But still we are alive now. Still we are breathing, existing, spending time. Is that time less important, valuable or significant? For sure, it forces us to reframe our goal for the most part. It’s harder to meet new people, harder to start a new activity, harder to find a job… but it’s not impossible either. And what if this time was also an opportunity to learn to know ourselves better and take care of ourselves in different ways? And, maybe, working on that anxiety in a calm and gentle way could be a first step. Actually definitely a way to build some solid foundations for yourself before we’ll be more able to go out and see others.

You said you want to focus on building a life you can enjoy. That’s a wonderful perspective. Right now things may be limited because of covid, but I believe you can still keep this vision and embrace steps that would be some kind of gentle alternative that will still serve you in the future.

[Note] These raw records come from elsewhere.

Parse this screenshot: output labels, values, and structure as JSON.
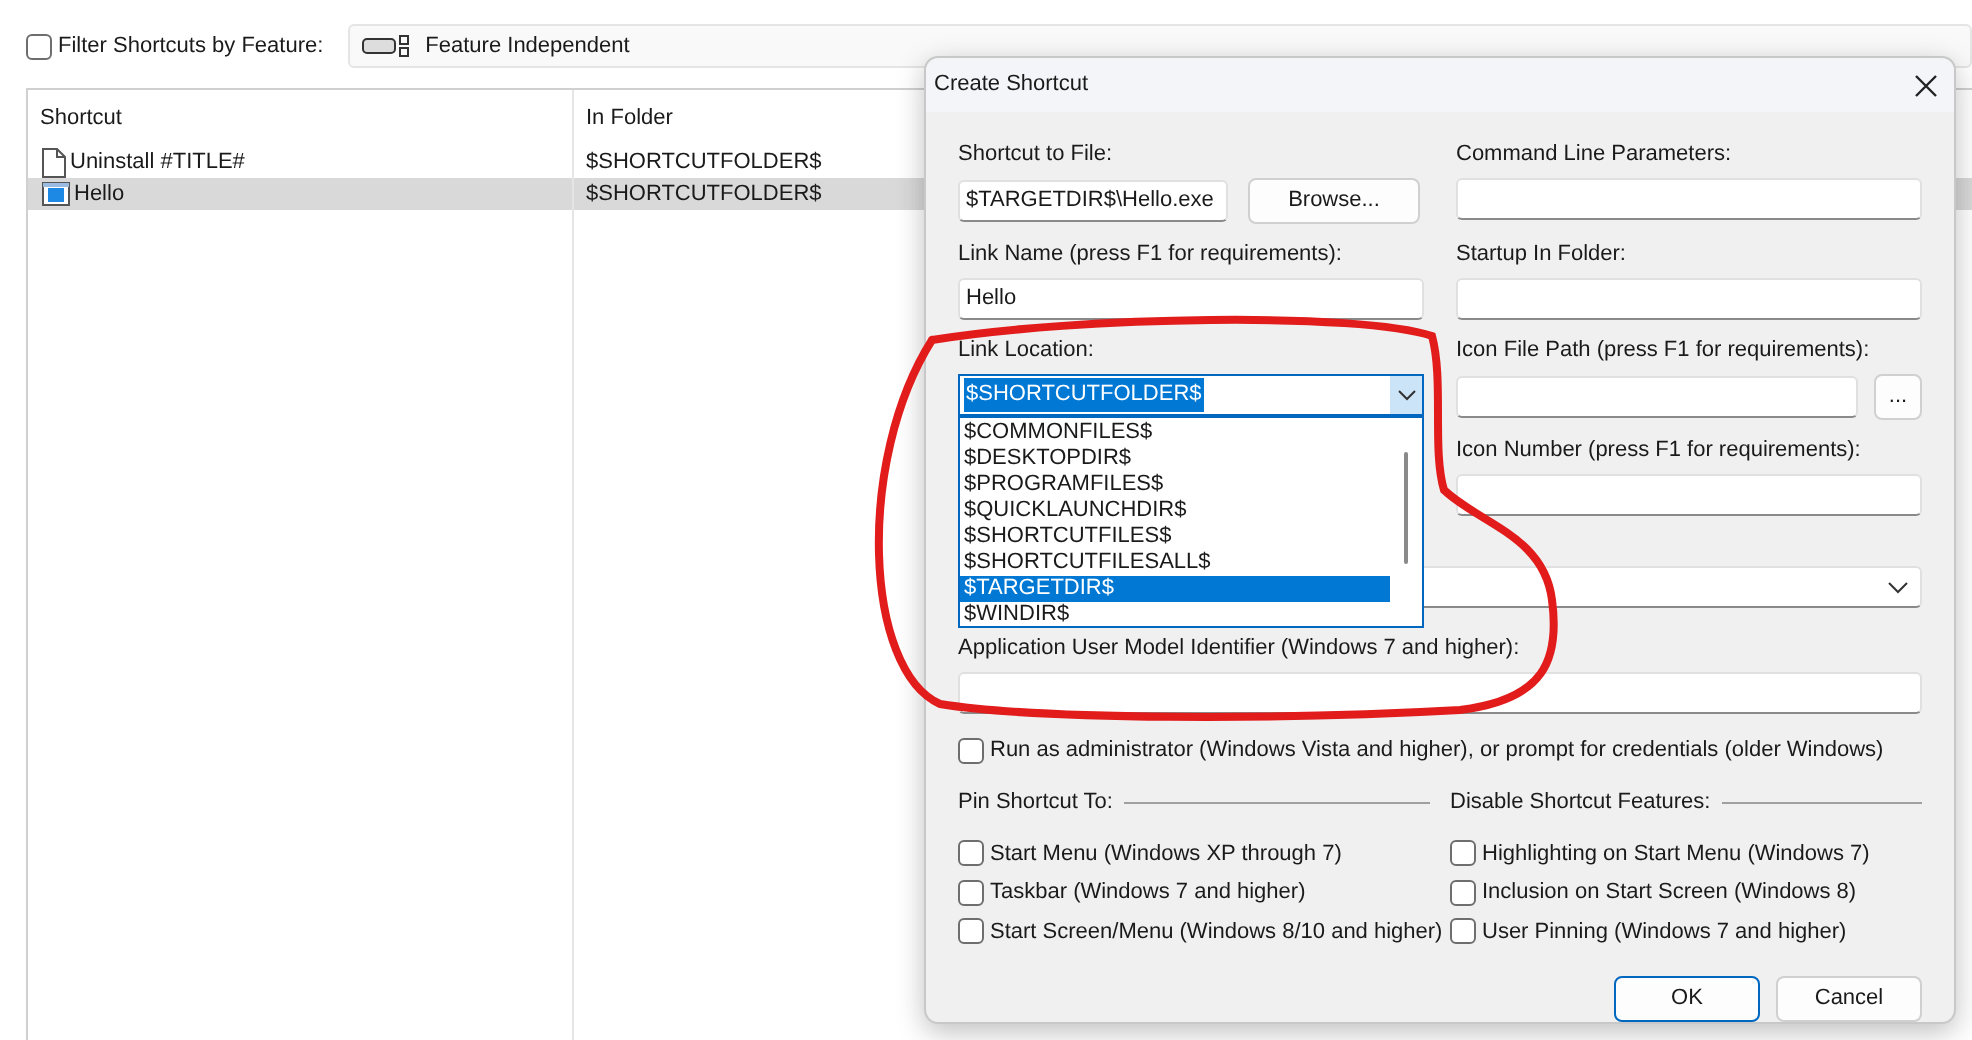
{
  "toolbar": {
    "filter": {
      "label": "Filter Shortcuts by Feature:",
      "checked": false
    },
    "feature": "Feature Independent"
  },
  "table": {
    "columns": [
      "Shortcut",
      "In Folder"
    ],
    "rows": [
      {
        "kind": "document",
        "shortcut": "Uninstall #TITLE#",
        "folder": "$SHORTCUTFOLDER$",
        "selected": false
      },
      {
        "kind": "application",
        "shortcut": "Hello",
        "folder": "$SHORTCUTFOLDER$",
        "selected": true
      }
    ]
  },
  "dialog": {
    "title": "Create Shortcut",
    "shortcut_to_file": {
      "label": "Shortcut to File:",
      "value": "$TARGETDIR$\\Hello.exe"
    },
    "browse_button": "Browse...",
    "command_line": {
      "label": "Command Line Parameters:"
    },
    "link_name": {
      "label": "Link Name (press F1 for requirements):",
      "value": "Hello"
    },
    "startup_folder": {
      "label": "Startup In Folder:"
    },
    "link_location": {
      "label": "Link Location:",
      "value": "$SHORTCUTFOLDER$",
      "expanded": true,
      "options": [
        {
          "text": "$COMMONFILES$",
          "selected": false
        },
        {
          "text": "$DESKTOPDIR$",
          "selected": false
        },
        {
          "text": "$PROGRAMFILES$",
          "selected": false
        },
        {
          "text": "$QUICKLAUNCHDIR$",
          "selected": false
        },
        {
          "text": "$SHORTCUTFILES$",
          "selected": false
        },
        {
          "text": "$SHORTCUTFILESALL$",
          "selected": false
        },
        {
          "text": "$TARGETDIR$",
          "selected": true
        },
        {
          "text": "$WINDIR$",
          "selected": false
        }
      ]
    },
    "icon_file_path": {
      "label": "Icon File Path (press F1 for requirements):"
    },
    "icon_browse_button": "...",
    "icon_number": {
      "label": "Icon Number (press F1 for requirements):"
    },
    "aumid": {
      "label": "Application User Model Identifier (Windows 7 and higher):"
    },
    "run_as_admin": {
      "label": "Run as administrator (Windows Vista and higher), or prompt for credentials (older Windows)",
      "checked": false
    },
    "pin_group": {
      "title": "Pin Shortcut To:",
      "options": [
        {
          "label": "Start Menu (Windows XP through 7)",
          "checked": false
        },
        {
          "label": "Taskbar (Windows 7 and higher)",
          "checked": false
        },
        {
          "label": "Start Screen/Menu (Windows 8/10 and higher)",
          "checked": false
        }
      ]
    },
    "disable_group": {
      "title": "Disable Shortcut Features:",
      "options": [
        {
          "label": "Highlighting on Start Menu (Windows 7)",
          "checked": false
        },
        {
          "label": "Inclusion on Start Screen (Windows 8)",
          "checked": false
        },
        {
          "label": "User Pinning (Windows 7 and higher)",
          "checked": false
        }
      ]
    },
    "ok_button": "OK",
    "cancel_button": "Cancel"
  }
}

Wings suggested a few interesting things about how to build for yourself some kind of “self-care pack”. Taking care of yourself is never wasted and is, 100%, part of building a life you can enjoy. You and I also discussed a while ago on Discord (I’m Micro.smos there) about coloring. You have, without a doubt, a creative spark. Could that be a tool to use in order to take care of yourself? Whether it’s through colorings or any other different type of creativity. Are there activities you always wanted to try but never dared to?

I believe in you, friend.:hrtlegolove:


Hi I am so sorry you’re experiencing this, it is horrible to go through things like this. I experience similar in my life due to the love of my life passing away. Tbh I went through a dozen psychologist before I found one that gave me the correct medication so if they will not listen when you’re being open and honest then I would suggest switching psychologist. There are also tests they can order that can determine your genetic makeup so they know right off the bat what medication will work and what won’t. Also there are support groups for those that are grieving. Therapy helps a lot as well with these things. My condolences to you and best wishes.


Hi @jpcguy89 ,

The HeartSupport Houston team responded to your post here. Hold fast friend, and lean on our community.

1 Like

Thank you so much for taking the time to make that video. I’ve been avoiding this thread so much because I’ve actually been doing pretty well these past few days. I was so happy so many people care about me enough to respond to me. The outpouring of support has done wonders for my self esteem. I’ve taken everything you’ve said to heart. Yesterday before seeing your video I took my dog for a long walk and it was really nice.

Today I’m going to stop fearing fearing death, and start living.

1 Like

This topic was automatically closed after 365 days. New replies are no longer allowed.